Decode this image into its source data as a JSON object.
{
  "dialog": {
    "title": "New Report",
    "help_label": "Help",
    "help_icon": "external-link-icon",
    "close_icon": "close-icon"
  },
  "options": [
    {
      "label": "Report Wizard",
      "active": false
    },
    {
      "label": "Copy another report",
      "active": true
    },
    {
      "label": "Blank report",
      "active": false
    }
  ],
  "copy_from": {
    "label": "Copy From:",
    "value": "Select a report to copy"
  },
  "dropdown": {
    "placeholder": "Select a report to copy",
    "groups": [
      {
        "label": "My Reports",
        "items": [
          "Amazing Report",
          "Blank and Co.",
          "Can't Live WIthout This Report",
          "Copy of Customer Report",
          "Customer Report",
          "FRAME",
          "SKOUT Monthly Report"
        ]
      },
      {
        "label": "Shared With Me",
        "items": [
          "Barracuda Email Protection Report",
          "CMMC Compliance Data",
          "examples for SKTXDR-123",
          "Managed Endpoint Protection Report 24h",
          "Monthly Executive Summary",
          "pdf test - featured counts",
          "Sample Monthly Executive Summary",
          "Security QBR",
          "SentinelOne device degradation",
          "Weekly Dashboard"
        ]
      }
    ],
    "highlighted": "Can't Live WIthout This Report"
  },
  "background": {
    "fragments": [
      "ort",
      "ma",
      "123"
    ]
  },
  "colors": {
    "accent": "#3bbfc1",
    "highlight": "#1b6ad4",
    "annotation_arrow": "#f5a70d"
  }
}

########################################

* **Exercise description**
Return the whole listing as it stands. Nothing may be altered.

* **Completed task**
Decode this image into its source data as a JSON object.
{
  "dialog": {
    "title": "New Report",
    "help_label": "Help",
    "help_icon": "external-link-icon",
    "close_icon": "close-icon"
  },
  "options": [
    {
      "label": "Report Wizard",
      "active": false
    },
    {
      "label": "Copy another report",
      "active": true
    },
    {
      "label": "Blank report",
      "active": false
    }
  ],
  "copy_from": {
    "label": "Copy From:",
    "value": "Select a report to copy"
  },
  "dropdown": {
    "placeholder": "Select a report to copy",
    "groups": [
      {
        "label": "My Reports",
        "items": [
          "Amazing Report",
          "Blank and Co.",
          "Can't Live WIthout This Report",
          "Copy of Customer Report",
          "Customer Report",
          "FRAME",
          "SKOUT Monthly Report"
        ]
      },
      {
        "label": "Shared With Me",
        "items": [
          "Barracuda Email Protection Report",
          "CMMC Compliance Data",
          "examples for SKTXDR-123",
          "Managed Endpoint Protection Report 24h",
          "Monthly Executive Summary",
          "pdf test - featured counts",
          "Sample Monthly Executive Summary",
          "Security QBR",
          "SentinelOne device degradation",
          "Weekly Dashboard"
        ]
      }
    ],
    "highlighted": "Can't Live WIthout This Report"
  },
  "background": {
    "fragments": [
      "ort",
      "ma",
      "123"
    ]
  },
  "colors": {
    "accent": "#3bbfc1",
    "highlight": "#1b6ad4",
    "annotation_arrow": "#f5a70d"
  }
}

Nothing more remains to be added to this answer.